            Valdivia is a pretty, primary-colored town.  Schools are painted magenta, or in royal-blue-and-yellow stripes.  Houses come in turquoise and apple-green and apple-red.  The Plaza de Armas is less martial and more brass-band-stand-y than most Plazas de Armas in Chile - the European settlement here was mostly German, and the dominant aesthetic is one of gingerbread fretwork and gables, rather than heroic plinths and fountains.

A blue-and-yellow school:

A School painted Magenta:

A Painted House:

Men drinking tea on a painted street:

A house in a state of repose:

Friday, June 1, 2012

Hotel Bathrooms When They're Done RIGHT.

We are spending the long weekend of the 21st of May (the celebration of the Glorias Navales of 1879) with four Chilean friends in the small coastal city of Valdivia. 

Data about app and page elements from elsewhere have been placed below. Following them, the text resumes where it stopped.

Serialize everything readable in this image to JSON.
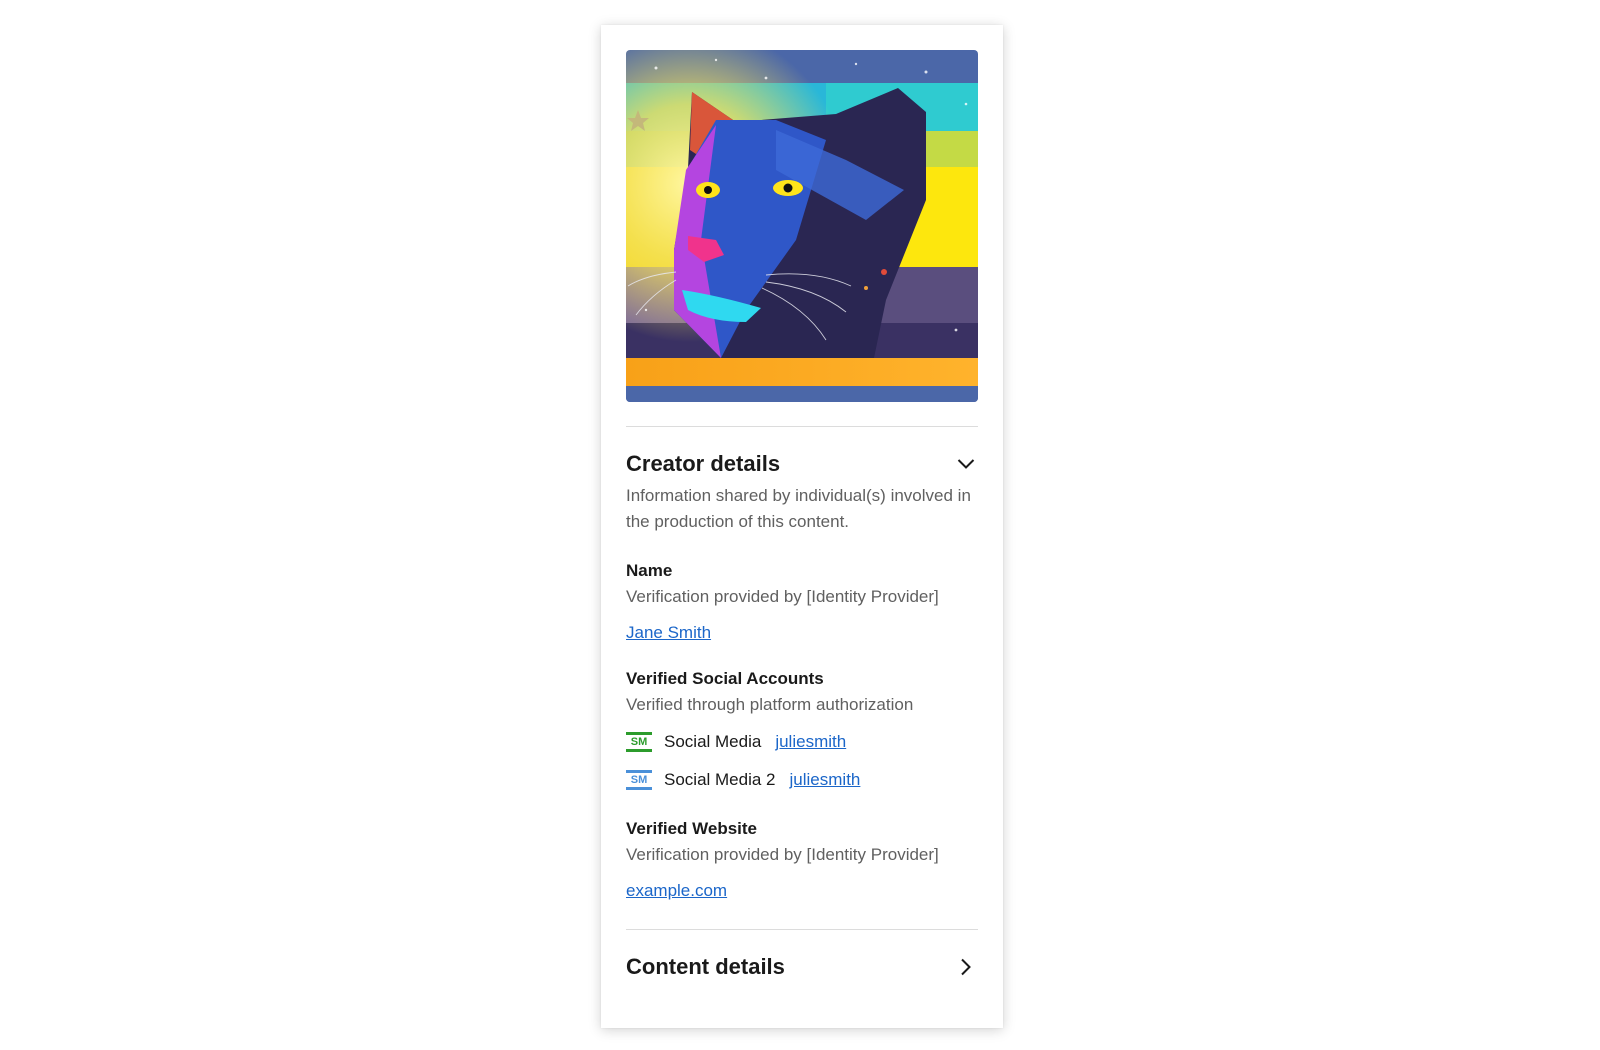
{
  "colors": {
    "accent_link": "#1b66c9",
    "sm1_badge": "#2c9c2c",
    "sm2_badge": "#4a90d9"
  },
  "artwork": {
    "icon": "panther-illustration"
  },
  "creator": {
    "title": "Creator details",
    "description": "Information shared by individual(s) involved in the production of this content.",
    "name": {
      "label": "Name",
      "verification": "Verification provided by [Identity Provider]",
      "value": "Jane Smith"
    },
    "social": {
      "label": "Verified Social Accounts",
      "verification": "Verified through platform authorization",
      "accounts": [
        {
          "badge": "SM",
          "platform": "Social Media",
          "handle": "juliesmith"
        },
        {
          "badge": "SM",
          "platform": "Social Media 2",
          "handle": "juliesmith"
        }
      ]
    },
    "website": {
      "label": "Verified Website",
      "verification": "Verification provided by [Identity Provider]",
      "value": "example.com"
    }
  },
  "content": {
    "title": "Content details"
  }
}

Valdivia is a small city an hour by air south of Santiago, and only an hour's drive from Lago Ranco where we spent the New Year.  Packing for the trip, I pulled my hiking boots out of the bottom of the hall closet, where they'd sat since our last trip to the south.  When I tied the laces, a cloud of soft grey volcanic ash puffed out into the air and billowed out across the floor of the apartment.
            Valdivia is a water city.  Several large rivers meet right in town:  the Cau Cau, the Cruces, and the softly named Calle Calle, which flows west past main street and joins the Rio Valdivia, which runs out of town and  empties into the Corral Bay, a net of fjords and more river endings and one single narrow mouth onto the ocean. 
            We arrived in Valdivia at night, in a rainstorm, and saw nothing but patches of fogged-out lights and their reflections on pools of big water.  It was extremely cold - the chill of a humid winter, and when we checked into our hotel and were sent up to our rooms, we six thin-blooded northerners decided that our weekend in the south could go hang- we had discovered our bathrooms.
            We were shacking up in the lap of southern luxury - the Dreams Casino of Valdivia.  And the architects had done one thing spectacularly, incandescently right: in a place where fresh-water is neither scarce nor rationed, bathroom designers can pull out all the stops, and the designers for this place had installed showers out of Shangri-la and tropical fever dreams - the shower was its very own little glass room, with a massive rain-head falling ten feet from a marble roof onto  a marble floor.  There was a second showerhead-on-a-hose exactly at chest-and-face height, there was a bank of water jets mounted on the wall, the lighting was soft and recessed, the walls were glass and etched prettily with tall grasses and bamboo fronds, and the acoustics were made for singing -
            Stories shared over breakfast the next morning indicated that what happened in the other rooms was about the same as what happened in ours:  I elbowed Mr Tabubil out of the way and turned up the heat and barricaded myself inside and gave in to the acoustics -
            I stood under the water and sang Zip-a-dee-do-dah (Disney), Going to the Chapel (the Dixie Cups) and Sound the Trumpets (Purcell) and the songs came out in double and triple harmony, and then I hollered out to Mr Tabubil that I was going to stay in there until I grew moss.
            But before I grew moss  I ran out of songs and came out and let him have a turn.
            Because I am nice that way.
            And because the silicone grout around the bottom of the shower walls didn't seal properly and I'd flooded the toilet.